“I’ve been a Cleary fan for a long time. I met him in New York in about 1990,” Scofield explained. “I’ve always loved New Orleans R&B myself ... and I wanted to make a record with New Orleans musicians and I already knew Jon, so he was on that, and he became one of the focal points of the record as one of the lead vocalists and the keyboard player.”
The band went on a nationwide tour after the album came out, but the two didn’t have a chance to play as a duo until last year when Soulive, a funk/jazz trio, invited them to perform at Bowlive, the band’s collaborative series at Brooklyn Bowl.
“And then we thought, ‘wow, this is great’ and we decided to work up this act,” Scofield said. “We had always played together in a full band with a rhythm section. But what really got me going was playing with Cleary because he has this New Orleans piano style that’s very percussive and it’s like a whole band. It’s very orchestral. ... So, I can just play my guitar stuff along with that. It’s really great, it’s like a conversation with two guys.”
They went on tour in Europe this year and recently embarked on an East Coast run. Scofield said they’ve mostly been playing old R&B songs from the ’50s and jazz standards that they’ve “New Orlean-ized,” as he put it.
“It’s some real funk, you know. And I play more bluesy because he’s super soulful and it brings that out of me,” Scofield said. “My background is more straight-ahead modern jazz ... so it’s a little bit of a special combination because we both come from different aspects of the same tree.”
Scofield said he’d like to record a duet album with Cleary at some point to capture that energy, but they’re not putting anything on the books just yet.
Their show at the Pour House is at 8:30 p.m. Tuesday, which begins with an opening set by local jazz players Lee Barbour and Gerald Gregory. Tickets are $25 in advance and $28 at the door. For more information, visit www.charlestonpourhouse.com/schedule.
The Jazz Artists of Charleston announced the details of the second annual Charleston Jazz Festival this week.
The weekend-long event runs Jan. 22-24 and will offer a variety of performances by locals and a few jazz greats at the Gaillard Center, the Sottile Theatre, Woolfe Street Playhouse, and Barsa Tapas & Lounge.
One highlight of the festival is the headlining performance by Arturo Sandoval, a 10-time Grammy Award-winning trumpeter from Cuba, at the Gaillard Center.
Diane Schuur, an American jazz singer and pianist with two Grammy Awards under her belt, will perform an opening set with the Charleston Jazz Orchestra.

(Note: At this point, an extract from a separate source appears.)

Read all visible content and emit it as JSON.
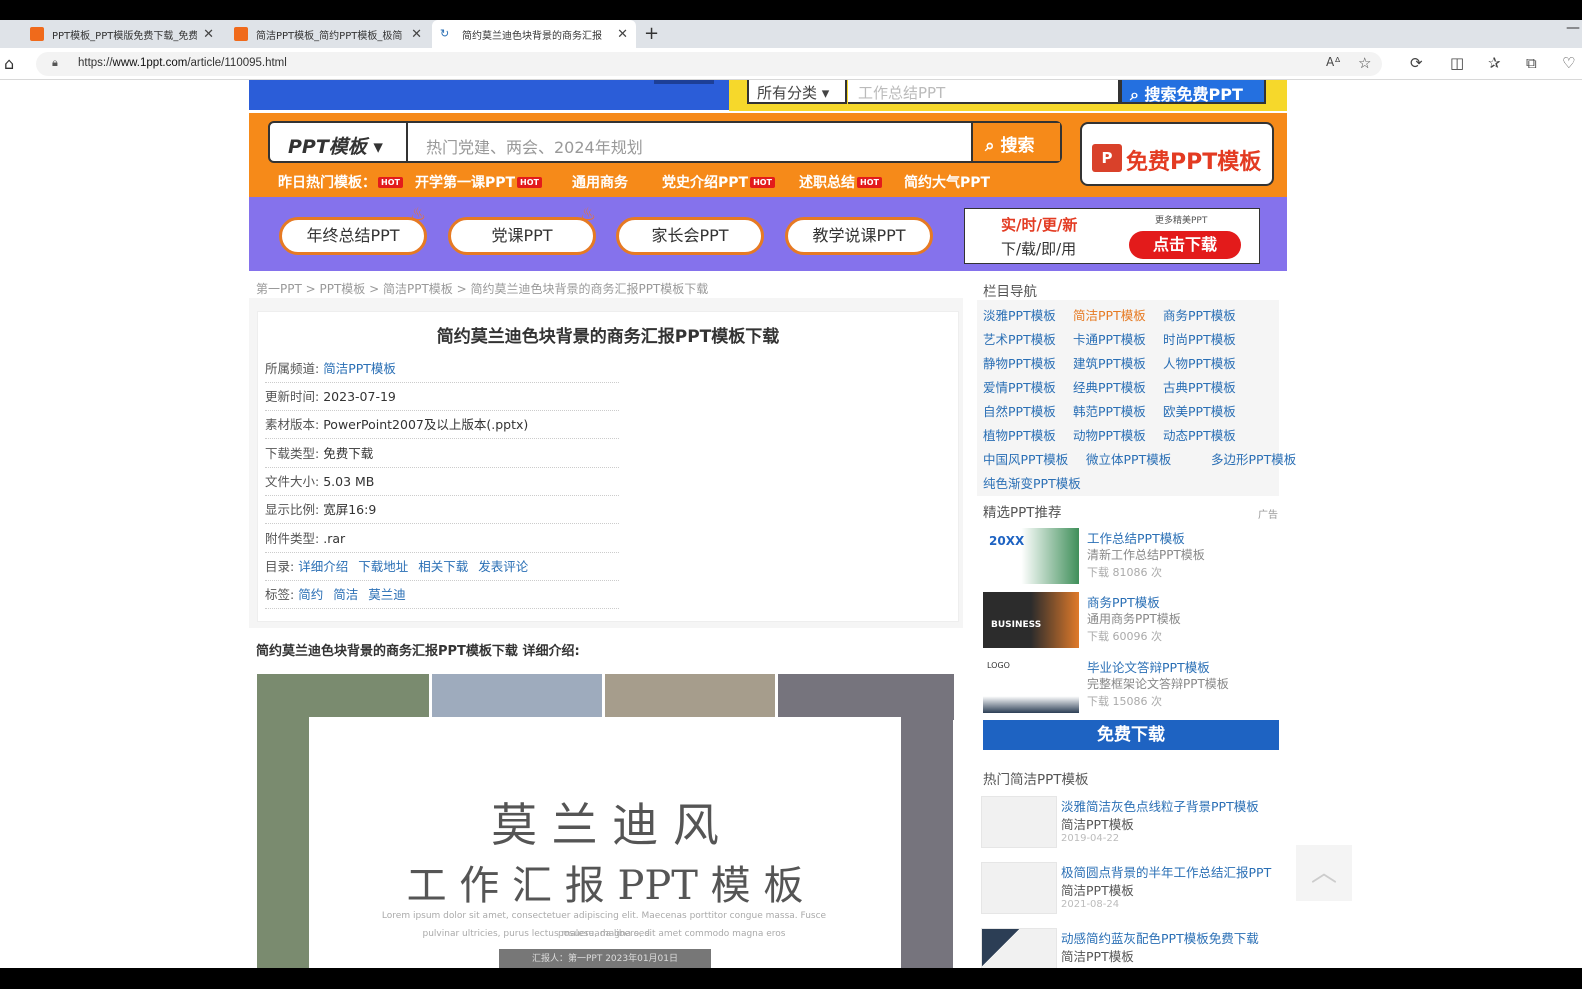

Other participants include Frank Duvall Quartet, Kevin Patton Quartet, Gino Castillo Quartet, as well as the first-ever performance of the brand-new Charleston All-Star Youth Jazz Orchestra led by CJO trumpeter and longtime music educator Stephen Berry.
“One of the joys of producing the Charleston Jazz Festival is that we get to bring in big-name talent like Arturo Sandoval and Diane Schuur while also creating a space for our local jazz musicians to shine,” said Mary Beth Natarajan, executive director of the Jazz Artists of Charleston. “Our goal is to keep growing this festival so Charleston becomes as well known for jazz as it is for its great food and storied history.”
Tickets and a full schedule of events are available at www.chasjazzfestival.com.
Reach Abigail Darlington at 937-5906 and follow her on Twitter @A_Big_Gail.